**Directions for this task**
Your response should reproduce every line of the entries that contains the word "screenshot".

**Data shown**
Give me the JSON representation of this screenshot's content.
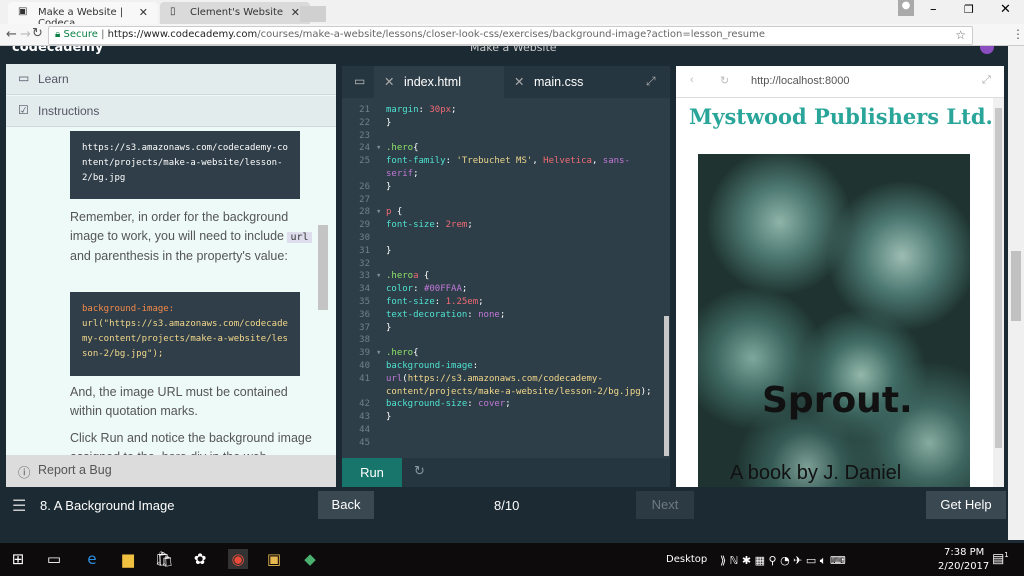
{
  "browser": {
    "tabs": [
      {
        "title": "Make a Website | Codeca"
      },
      {
        "title": "Clement's Website"
      }
    ],
    "secure_label": "Secure",
    "url_host": "https://www.codecademy.com",
    "url_path": "/courses/make-a-website/lessons/closer-look-css/exercises/background-image?action=lesson_resume"
  },
  "header": {
    "logo": "codecademy",
    "course_title": "Make a Website"
  },
  "left": {
    "learn": "Learn",
    "instructions": "Instructions",
    "code1": "https://s3.amazonaws.com/codecademy-content/projects/make-a-website/lesson-2/bg.jpg",
    "para1_a": "Remember, in order for the background image to work, you will need to include ",
    "para1_code": "url",
    "para1_b": " and parenthesis in the property's value:",
    "code2_a": "background-image:",
    "code2_b": "url(\"https://s3.amazonaws.com/codecademy-content/projects/make-a-website/lesson-2/bg.jpg\");",
    "para2": "And, the image URL must be contained within quotation marks.",
    "para3": "Click Run and notice the background image assigned to the .hero div in the web",
    "report": "Report a Bug"
  },
  "editor": {
    "tabs": [
      "index.html",
      "main.css"
    ],
    "run": "Run"
  },
  "preview": {
    "url": "http://localhost:8000",
    "title": "Mystwood Publishers Ltd.",
    "hero_title": "Sprout.",
    "hero_byline": "A book by J. Daniel"
  },
  "bottom": {
    "lesson": "8. A Background Image",
    "back": "Back",
    "progress": "8/10",
    "next": "Next",
    "help": "Get Help"
  },
  "taskbar": {
    "desktop": "Desktop",
    "time": "7:38 PM",
    "date": "2/20/2017",
    "notifications": "1"
  }
}
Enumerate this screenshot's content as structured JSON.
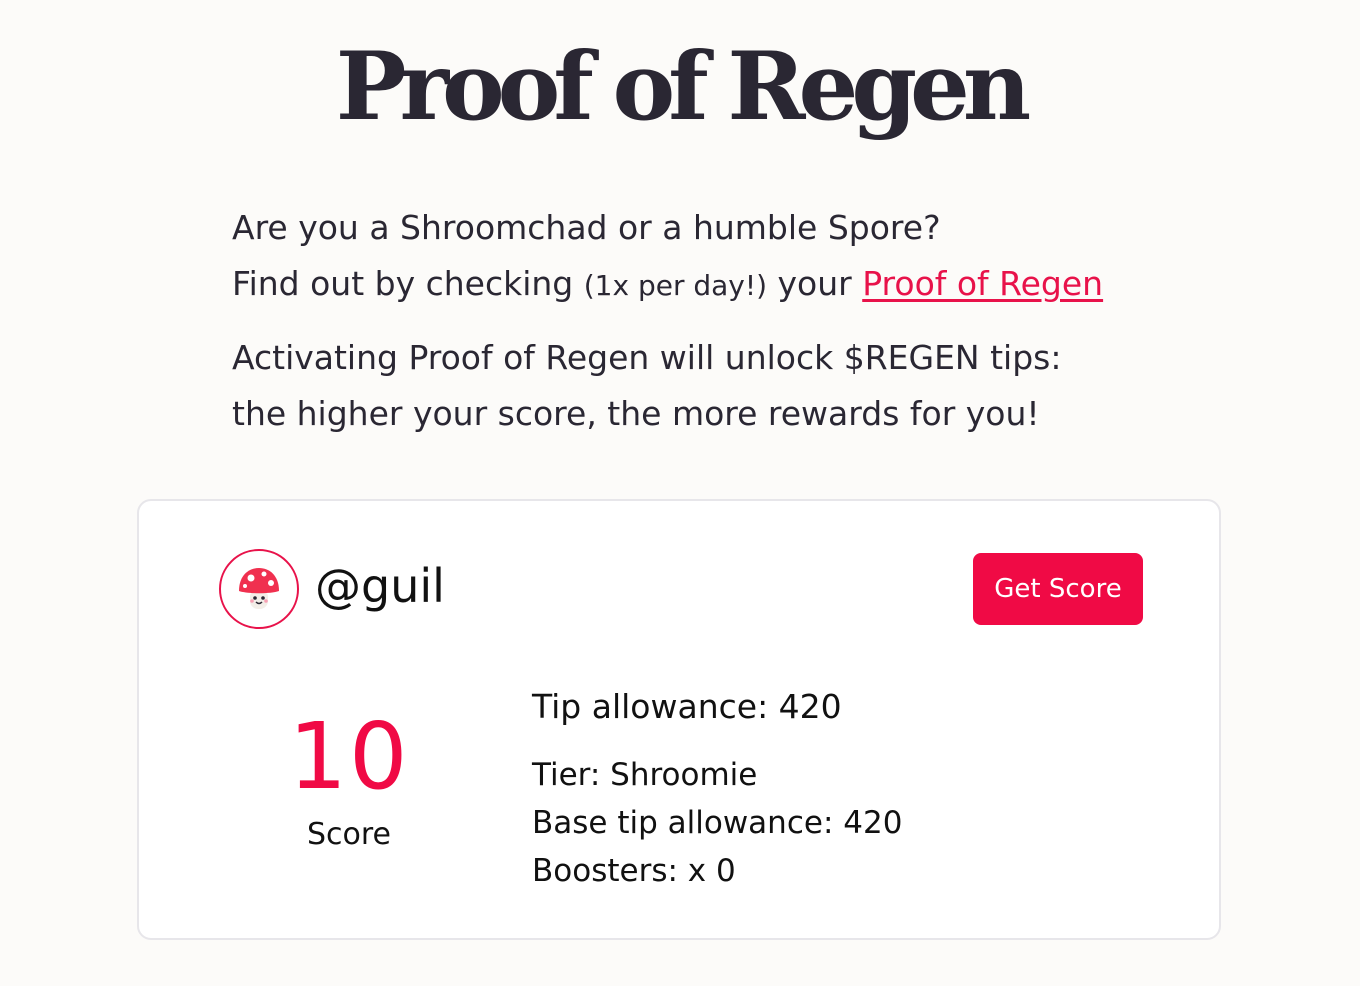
{
  "header": {
    "title": "Proof of Regen"
  },
  "intro": {
    "line1": "Are you a Shroomchad or a humble Spore?",
    "line2_prefix": "Find out by checking ",
    "line2_note": "(1x per day!)",
    "line2_mid": " your ",
    "line2_link": "Proof of Regen",
    "line3": "Activating Proof of Regen will unlock $REGEN tips:",
    "line4": "the higher your score, the more rewards for you!"
  },
  "profile": {
    "avatar_icon": "mushroom-icon",
    "username": "@guil",
    "get_score_label": "Get Score"
  },
  "score": {
    "value": "10",
    "label": "Score"
  },
  "stats": {
    "tip_allowance": "Tip allowance: 420",
    "tier": "Tier: Shroomie",
    "base_tip_allowance": "Base tip allowance: 420",
    "boosters": "Boosters: x 0"
  },
  "colors": {
    "accent": "#f00a45",
    "text": "#2a2733",
    "background": "#fcfbf9"
  }
}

**Exercise result**
Give me the JSON representation of this screenshot's content.
Enumerate this screenshot's content as structured JSON.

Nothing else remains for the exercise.